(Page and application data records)

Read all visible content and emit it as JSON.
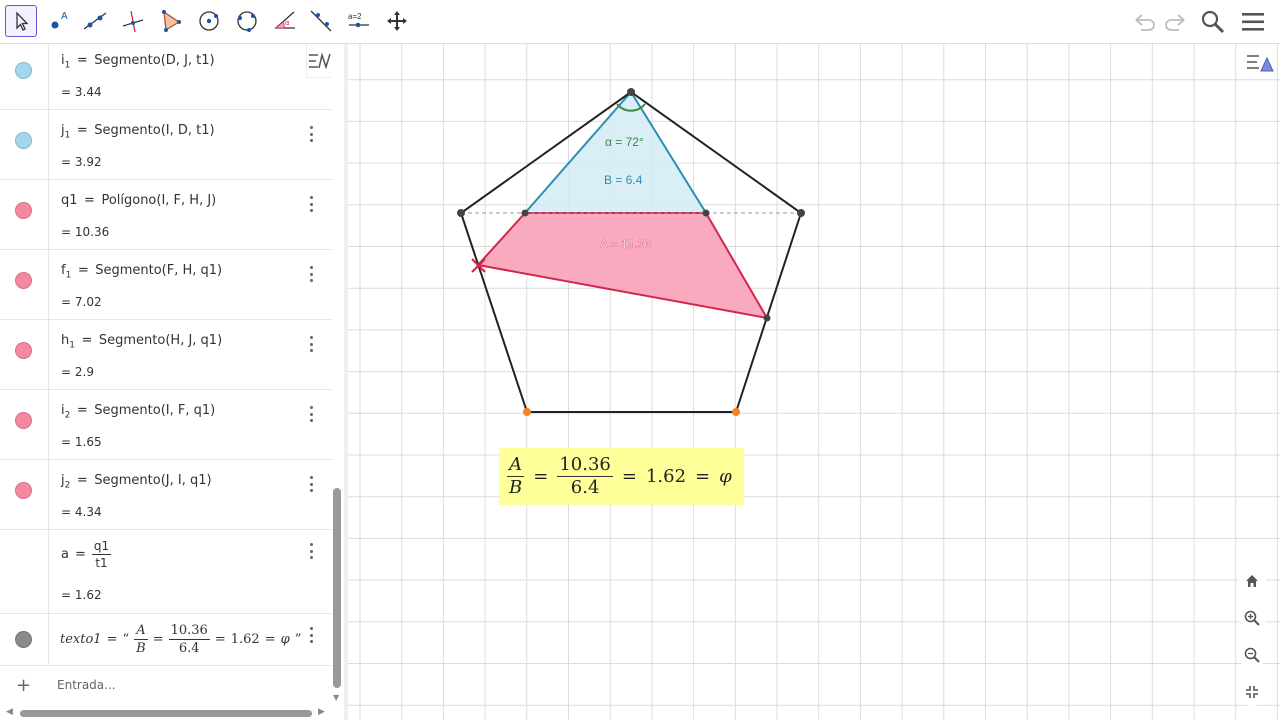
{
  "toolbar": {
    "tools": [
      {
        "name": "move-tool-icon",
        "active": true
      },
      {
        "name": "point-tool-icon",
        "active": false
      },
      {
        "name": "line-tool-icon",
        "active": false
      },
      {
        "name": "perpendicular-line-tool-icon",
        "active": false
      },
      {
        "name": "polygon-tool-icon",
        "active": false
      },
      {
        "name": "circle-center-point-tool-icon",
        "active": false
      },
      {
        "name": "circle-three-points-tool-icon",
        "active": false
      },
      {
        "name": "angle-tool-icon",
        "active": false
      },
      {
        "name": "reflect-tool-icon",
        "active": false
      },
      {
        "name": "slider-tool-icon",
        "label": "a=2",
        "active": false
      },
      {
        "name": "move-graphics-view-tool-icon",
        "active": false
      }
    ],
    "undo": "undo-icon",
    "redo": "redo-icon",
    "search": "search-icon",
    "menu": "menu-icon"
  },
  "algebra": {
    "rows": [
      {
        "id": "i1",
        "name": "i",
        "sub": "1",
        "definition": "Segmento(D, J, t1)",
        "value": "= 3.44",
        "color": "#a3d6ef"
      },
      {
        "id": "j1",
        "name": "j",
        "sub": "1",
        "definition": "Segmento(I, D, t1)",
        "value": "= 3.92",
        "color": "#a3d6ef"
      },
      {
        "id": "q1",
        "name": "q1",
        "sub": "",
        "definition": "Polígono(I, F, H, J)",
        "value": "= 10.36",
        "color": "#f5889f"
      },
      {
        "id": "f1",
        "name": "f",
        "sub": "1",
        "definition": "Segmento(F, H, q1)",
        "value": "= 7.02",
        "color": "#f5889f"
      },
      {
        "id": "h1",
        "name": "h",
        "sub": "1",
        "definition": "Segmento(H, J, q1)",
        "value": "= 2.9",
        "color": "#f5889f"
      },
      {
        "id": "i2",
        "name": "i",
        "sub": "2",
        "definition": "Segmento(I, F, q1)",
        "value": "= 1.65",
        "color": "#f5889f"
      },
      {
        "id": "j2",
        "name": "j",
        "sub": "2",
        "definition": "Segmento(J, I, q1)",
        "value": "= 4.34",
        "color": "#f5889f"
      }
    ],
    "ratio_row": {
      "name": "a",
      "num": "q1",
      "den": "t1",
      "value": "= 1.62"
    },
    "text_row": {
      "name": "texto1",
      "eq": "=",
      "open_quote": "“",
      "num1": "A",
      "den1": "B",
      "num2": "10.36",
      "den2": "6.4",
      "value": "1.62",
      "phi": "φ",
      "close_quote": "”",
      "color": "#8a8a8a"
    },
    "input_placeholder": "Entrada...",
    "add_symbol": "+"
  },
  "graphics": {
    "angle_label": "α = 72°",
    "triangle_label": "B = 6.4",
    "polygon_label": "A = 10.36",
    "formula": {
      "num1": "A",
      "den1": "B",
      "num2": "10.36",
      "den2": "6.4",
      "value": "1.62",
      "phi": "φ"
    },
    "colors": {
      "triangle_fill": "#d3ebf4",
      "triangle_stroke": "#2b8fb4",
      "quad_fill": "#f9a5ba",
      "quad_stroke": "#d1264d",
      "angle": "#3d8a3d",
      "pentagon": "#222222",
      "orange_point": "#f5831f",
      "formula_bg": "#ffff99"
    }
  }
}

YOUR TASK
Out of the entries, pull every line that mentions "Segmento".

ANSWER FOR THIS EXERCISE
        "definition": "Segmento(D, J, t1)",
        "definition": "Segmento(I, D, t1)",
        "definition": "Segmento(F, H, q1)",
        "definition": "Segmento(H, J, q1)",
        "definition": "Segmento(I, F, q1)",
        "definition": "Segmento(J, I, q1)",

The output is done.